§ Input
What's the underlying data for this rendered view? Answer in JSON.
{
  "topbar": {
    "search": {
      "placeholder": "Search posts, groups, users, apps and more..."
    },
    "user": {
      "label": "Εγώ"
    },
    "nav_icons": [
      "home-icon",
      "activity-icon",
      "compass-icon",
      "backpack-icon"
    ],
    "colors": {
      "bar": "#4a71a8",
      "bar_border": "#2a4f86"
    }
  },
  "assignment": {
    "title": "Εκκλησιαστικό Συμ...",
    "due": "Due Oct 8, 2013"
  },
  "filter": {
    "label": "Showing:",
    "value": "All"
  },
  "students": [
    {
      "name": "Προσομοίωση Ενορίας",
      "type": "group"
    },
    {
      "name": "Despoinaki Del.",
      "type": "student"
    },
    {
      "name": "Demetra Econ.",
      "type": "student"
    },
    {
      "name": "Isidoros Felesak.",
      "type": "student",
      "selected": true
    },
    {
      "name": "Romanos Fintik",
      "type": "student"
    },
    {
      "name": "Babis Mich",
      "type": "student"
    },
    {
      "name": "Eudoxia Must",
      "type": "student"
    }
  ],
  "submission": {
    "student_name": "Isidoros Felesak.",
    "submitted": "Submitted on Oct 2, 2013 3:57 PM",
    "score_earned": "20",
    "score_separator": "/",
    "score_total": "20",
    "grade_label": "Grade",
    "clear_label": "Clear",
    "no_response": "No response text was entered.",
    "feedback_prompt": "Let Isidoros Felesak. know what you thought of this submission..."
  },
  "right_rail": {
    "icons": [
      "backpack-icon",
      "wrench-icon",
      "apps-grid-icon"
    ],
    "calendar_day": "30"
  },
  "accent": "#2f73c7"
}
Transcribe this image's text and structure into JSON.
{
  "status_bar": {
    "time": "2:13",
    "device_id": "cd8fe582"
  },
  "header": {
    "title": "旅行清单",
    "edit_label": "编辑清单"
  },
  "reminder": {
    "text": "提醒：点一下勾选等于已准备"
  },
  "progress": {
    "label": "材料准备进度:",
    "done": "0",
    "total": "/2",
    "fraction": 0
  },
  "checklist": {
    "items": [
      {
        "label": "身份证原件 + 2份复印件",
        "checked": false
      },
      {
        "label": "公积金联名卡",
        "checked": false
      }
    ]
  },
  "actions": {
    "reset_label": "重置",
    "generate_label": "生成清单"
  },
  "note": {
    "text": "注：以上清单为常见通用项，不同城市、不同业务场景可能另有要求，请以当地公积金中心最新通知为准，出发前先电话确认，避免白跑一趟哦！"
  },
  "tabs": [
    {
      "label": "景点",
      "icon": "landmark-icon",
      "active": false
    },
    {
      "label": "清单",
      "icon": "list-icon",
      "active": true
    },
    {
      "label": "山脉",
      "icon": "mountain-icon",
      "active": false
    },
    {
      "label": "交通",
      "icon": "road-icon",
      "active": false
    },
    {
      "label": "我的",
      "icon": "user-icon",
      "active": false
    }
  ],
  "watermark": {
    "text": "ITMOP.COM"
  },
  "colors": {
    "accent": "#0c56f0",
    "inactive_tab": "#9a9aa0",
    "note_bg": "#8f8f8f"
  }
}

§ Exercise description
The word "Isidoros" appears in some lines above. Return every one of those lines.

§ Answer to this exercise
      "name": "Isidoros Felesak.",
    "student_name": "Isidoros Felesak.",
    "feedback_prompt": "Let Isidoros Felesak. know what you thought of this submission..."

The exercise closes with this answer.